A major aspect of soil degradation is the reduction of carbon dioxide (CO2) in the soil and the increase of CO2 in the air, contributing to the greenhouse gas effect. Agricultural producers are effective managers of natural carbon cycles and the sector provides for carbon sequestration, a process that has become better understood in recent years and can be a major part of climate action. There are various practices that farmers use to sequester CO2 in the soil, reducing the emissions and helping to make the soil healthier and more productive. These soil-friendly practices include zero-till or minimum-till farming, using crop rotation, planting cover crops, inter-cropping, adding manure to the soil, and the careful application of fertilizer.
These are extremely important efforts that should be commended, but ultimately a nation-wide strategy is needed to truly get to the root of the issue. The situation requires a consolidated effort across agriculture, forestry, and government to identify trends and problems, find solutions, and begin to reverse course.

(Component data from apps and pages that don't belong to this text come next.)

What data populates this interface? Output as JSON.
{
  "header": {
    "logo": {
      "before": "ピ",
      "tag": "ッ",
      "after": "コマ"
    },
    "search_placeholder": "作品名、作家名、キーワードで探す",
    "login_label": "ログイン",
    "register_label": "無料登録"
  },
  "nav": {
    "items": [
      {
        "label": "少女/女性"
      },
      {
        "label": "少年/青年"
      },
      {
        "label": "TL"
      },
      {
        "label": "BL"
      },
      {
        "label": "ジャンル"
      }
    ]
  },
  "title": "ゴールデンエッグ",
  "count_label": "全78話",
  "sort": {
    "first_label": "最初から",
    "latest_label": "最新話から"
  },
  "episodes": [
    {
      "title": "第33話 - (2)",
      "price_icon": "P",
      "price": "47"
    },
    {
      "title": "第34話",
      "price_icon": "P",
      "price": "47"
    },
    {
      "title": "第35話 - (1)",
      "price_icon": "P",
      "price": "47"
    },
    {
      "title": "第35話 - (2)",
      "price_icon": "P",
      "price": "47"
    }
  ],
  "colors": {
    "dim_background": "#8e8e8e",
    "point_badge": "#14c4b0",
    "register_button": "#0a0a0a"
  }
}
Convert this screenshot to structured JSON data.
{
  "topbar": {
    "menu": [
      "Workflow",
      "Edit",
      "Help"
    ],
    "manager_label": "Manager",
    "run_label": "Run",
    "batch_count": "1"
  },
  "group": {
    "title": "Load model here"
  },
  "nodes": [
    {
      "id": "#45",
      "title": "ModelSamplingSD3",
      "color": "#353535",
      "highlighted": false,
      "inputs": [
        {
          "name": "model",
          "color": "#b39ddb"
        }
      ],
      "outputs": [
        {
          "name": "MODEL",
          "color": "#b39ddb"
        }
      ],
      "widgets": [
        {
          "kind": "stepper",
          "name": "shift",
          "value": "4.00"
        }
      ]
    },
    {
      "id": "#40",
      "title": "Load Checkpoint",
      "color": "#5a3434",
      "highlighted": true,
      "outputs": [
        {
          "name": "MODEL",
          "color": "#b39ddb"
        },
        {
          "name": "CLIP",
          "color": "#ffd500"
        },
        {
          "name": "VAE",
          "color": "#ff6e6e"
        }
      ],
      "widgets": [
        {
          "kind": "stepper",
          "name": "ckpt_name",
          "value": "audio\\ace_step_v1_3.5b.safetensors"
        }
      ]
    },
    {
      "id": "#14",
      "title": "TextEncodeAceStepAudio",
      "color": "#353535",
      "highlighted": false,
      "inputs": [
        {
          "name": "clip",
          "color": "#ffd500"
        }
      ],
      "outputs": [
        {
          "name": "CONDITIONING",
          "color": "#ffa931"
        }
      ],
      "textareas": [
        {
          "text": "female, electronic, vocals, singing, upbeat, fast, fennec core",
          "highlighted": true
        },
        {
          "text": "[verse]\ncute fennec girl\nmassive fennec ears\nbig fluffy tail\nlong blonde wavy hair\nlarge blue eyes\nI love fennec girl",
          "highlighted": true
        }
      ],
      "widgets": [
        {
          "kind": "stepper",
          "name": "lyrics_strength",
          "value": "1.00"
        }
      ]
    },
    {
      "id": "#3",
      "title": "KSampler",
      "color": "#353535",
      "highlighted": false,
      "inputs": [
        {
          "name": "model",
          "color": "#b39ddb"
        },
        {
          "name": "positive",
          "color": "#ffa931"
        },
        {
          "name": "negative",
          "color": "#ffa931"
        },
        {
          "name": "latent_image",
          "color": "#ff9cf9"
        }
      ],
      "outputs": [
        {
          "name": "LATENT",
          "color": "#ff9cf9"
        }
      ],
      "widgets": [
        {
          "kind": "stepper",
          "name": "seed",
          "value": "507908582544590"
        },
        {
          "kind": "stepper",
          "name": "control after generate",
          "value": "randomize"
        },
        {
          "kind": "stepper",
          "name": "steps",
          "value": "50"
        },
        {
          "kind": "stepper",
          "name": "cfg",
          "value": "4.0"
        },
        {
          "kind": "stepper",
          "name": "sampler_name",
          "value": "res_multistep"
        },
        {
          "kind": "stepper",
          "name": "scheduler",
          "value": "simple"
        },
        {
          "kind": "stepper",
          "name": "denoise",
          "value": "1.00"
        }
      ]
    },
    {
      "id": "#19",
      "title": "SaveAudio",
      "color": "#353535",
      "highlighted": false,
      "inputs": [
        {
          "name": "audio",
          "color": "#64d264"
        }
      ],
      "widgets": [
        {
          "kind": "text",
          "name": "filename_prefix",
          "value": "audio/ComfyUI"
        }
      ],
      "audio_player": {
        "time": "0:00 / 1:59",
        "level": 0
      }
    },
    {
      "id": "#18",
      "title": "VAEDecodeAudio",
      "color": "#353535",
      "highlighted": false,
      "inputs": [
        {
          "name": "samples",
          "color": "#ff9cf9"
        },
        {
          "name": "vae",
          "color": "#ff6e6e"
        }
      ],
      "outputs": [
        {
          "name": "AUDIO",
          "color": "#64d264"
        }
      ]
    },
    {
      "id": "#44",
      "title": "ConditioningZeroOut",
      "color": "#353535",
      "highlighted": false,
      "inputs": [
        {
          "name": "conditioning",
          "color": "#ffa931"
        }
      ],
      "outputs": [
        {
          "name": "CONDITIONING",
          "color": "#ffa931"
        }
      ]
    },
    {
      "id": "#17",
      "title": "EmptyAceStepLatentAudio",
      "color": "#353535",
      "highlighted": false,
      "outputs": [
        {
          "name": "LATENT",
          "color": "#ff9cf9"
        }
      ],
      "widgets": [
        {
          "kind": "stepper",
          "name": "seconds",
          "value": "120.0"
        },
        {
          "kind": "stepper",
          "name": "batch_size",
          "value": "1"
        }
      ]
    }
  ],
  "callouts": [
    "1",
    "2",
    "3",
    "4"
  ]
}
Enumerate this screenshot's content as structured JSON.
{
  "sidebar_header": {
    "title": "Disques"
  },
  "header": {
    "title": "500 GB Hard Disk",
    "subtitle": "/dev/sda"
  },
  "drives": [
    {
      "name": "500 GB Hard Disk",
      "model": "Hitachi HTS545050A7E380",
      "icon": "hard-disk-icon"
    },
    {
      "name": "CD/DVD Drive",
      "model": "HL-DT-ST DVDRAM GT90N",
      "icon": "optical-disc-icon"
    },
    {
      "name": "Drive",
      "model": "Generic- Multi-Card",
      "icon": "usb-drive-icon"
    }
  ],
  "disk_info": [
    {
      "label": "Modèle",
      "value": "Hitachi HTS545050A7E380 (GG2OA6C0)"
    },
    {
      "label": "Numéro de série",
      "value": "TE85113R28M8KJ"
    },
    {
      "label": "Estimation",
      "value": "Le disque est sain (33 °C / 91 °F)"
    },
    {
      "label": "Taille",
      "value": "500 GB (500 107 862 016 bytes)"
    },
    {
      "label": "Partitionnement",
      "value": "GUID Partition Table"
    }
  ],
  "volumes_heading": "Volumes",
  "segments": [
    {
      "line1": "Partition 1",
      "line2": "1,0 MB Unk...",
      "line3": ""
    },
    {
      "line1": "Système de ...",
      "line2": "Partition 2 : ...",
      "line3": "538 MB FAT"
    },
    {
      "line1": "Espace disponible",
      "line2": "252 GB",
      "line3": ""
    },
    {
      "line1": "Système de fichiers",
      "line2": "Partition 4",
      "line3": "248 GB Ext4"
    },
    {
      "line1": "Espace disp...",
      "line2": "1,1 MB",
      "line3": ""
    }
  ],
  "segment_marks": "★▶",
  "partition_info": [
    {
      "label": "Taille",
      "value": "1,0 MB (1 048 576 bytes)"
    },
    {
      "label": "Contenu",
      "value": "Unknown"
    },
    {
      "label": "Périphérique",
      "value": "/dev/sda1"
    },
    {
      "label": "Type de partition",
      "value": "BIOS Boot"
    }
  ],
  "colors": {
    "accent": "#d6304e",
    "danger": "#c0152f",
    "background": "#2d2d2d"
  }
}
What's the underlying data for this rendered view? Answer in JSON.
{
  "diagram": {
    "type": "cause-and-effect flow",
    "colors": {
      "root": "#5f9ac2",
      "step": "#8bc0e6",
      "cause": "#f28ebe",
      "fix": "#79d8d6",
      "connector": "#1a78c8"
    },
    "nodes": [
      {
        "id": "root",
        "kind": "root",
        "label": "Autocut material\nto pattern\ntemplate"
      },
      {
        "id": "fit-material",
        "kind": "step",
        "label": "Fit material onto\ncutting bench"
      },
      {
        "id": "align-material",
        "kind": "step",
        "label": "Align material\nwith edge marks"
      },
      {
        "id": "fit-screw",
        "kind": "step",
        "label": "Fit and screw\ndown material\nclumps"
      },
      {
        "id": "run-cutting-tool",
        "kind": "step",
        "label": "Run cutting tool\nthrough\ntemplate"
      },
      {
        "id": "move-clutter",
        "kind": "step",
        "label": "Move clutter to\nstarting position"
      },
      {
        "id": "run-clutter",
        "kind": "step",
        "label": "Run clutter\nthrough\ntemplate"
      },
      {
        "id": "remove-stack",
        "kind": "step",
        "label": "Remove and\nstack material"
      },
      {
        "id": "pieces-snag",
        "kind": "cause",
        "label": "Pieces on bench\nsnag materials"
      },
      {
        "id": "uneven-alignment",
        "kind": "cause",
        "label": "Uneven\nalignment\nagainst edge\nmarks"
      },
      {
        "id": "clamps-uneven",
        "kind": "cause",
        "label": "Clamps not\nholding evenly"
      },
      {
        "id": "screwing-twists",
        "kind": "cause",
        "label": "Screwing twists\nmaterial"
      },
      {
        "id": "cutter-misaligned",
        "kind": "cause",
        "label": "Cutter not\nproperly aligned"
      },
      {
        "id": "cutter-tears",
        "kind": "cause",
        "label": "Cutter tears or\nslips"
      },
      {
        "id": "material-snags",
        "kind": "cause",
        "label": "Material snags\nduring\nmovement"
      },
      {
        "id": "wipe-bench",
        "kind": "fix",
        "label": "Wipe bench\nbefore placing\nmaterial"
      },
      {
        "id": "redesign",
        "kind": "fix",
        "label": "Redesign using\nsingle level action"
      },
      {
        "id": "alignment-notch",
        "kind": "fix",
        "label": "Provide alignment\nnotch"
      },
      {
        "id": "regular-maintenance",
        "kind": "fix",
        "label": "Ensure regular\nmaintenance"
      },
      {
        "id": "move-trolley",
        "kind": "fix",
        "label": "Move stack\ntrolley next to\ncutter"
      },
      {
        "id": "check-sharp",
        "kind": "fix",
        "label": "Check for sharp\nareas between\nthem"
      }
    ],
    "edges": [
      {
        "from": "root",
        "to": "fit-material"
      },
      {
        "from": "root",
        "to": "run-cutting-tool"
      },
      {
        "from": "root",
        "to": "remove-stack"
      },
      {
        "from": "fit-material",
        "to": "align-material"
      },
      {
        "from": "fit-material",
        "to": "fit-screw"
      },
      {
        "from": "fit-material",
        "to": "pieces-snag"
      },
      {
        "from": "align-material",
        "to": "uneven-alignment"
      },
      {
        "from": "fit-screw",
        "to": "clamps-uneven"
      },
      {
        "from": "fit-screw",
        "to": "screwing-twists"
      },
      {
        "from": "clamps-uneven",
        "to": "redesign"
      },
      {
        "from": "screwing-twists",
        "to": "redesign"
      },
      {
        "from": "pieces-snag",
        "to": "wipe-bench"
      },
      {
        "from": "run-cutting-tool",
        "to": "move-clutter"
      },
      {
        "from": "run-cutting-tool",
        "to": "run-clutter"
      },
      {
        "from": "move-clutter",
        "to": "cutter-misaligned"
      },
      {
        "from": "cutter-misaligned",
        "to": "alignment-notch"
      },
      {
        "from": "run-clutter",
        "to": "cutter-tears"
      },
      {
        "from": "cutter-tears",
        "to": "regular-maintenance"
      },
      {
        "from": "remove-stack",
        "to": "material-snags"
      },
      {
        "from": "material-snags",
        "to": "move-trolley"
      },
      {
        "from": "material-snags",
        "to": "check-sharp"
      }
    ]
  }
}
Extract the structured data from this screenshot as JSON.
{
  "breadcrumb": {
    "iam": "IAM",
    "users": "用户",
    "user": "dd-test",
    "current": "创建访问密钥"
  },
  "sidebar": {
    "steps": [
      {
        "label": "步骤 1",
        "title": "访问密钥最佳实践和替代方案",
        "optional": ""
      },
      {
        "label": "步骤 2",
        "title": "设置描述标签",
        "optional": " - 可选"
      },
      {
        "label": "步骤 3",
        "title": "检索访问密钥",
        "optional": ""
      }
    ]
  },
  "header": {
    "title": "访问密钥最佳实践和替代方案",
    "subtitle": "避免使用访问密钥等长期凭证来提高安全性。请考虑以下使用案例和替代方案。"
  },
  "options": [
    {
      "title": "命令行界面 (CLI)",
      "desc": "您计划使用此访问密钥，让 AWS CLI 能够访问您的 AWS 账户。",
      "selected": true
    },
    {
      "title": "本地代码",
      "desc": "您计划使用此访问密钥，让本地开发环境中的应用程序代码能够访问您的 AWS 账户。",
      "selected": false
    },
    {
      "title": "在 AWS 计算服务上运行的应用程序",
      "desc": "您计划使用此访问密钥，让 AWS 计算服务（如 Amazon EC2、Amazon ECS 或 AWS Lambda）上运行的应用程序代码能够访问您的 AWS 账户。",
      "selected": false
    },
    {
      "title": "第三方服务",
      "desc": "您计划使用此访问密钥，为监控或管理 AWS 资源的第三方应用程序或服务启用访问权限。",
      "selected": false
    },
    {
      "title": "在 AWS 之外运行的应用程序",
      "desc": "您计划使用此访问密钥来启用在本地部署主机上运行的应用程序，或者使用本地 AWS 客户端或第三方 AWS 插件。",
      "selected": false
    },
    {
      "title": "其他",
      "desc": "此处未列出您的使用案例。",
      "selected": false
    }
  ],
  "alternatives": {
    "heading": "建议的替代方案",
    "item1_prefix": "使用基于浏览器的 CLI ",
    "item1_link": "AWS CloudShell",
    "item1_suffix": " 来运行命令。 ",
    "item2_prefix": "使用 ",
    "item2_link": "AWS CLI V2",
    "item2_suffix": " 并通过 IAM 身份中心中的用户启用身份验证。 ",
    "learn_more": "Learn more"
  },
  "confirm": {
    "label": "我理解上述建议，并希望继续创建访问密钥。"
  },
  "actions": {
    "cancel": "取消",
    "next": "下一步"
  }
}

Over the past several months, I have been advocating for a study on soil health at the Standing Senate Committee on Agriculture and Forestry. Originally, I had hoped to propose the study in early 2020, but plans are now on hold due to the COVID-19 crisis, which is – and should be – our priority right now. However, soil health remains a pressing issue. This crisis is highlighting the importance and precariousness of food security, which also depends on having healthy, viable soil for planting crops.
If our soil continues to decline, it will be bad news for Canadian agriculture, the economy, and national (and international) food security. We can’t afford to go backwards.”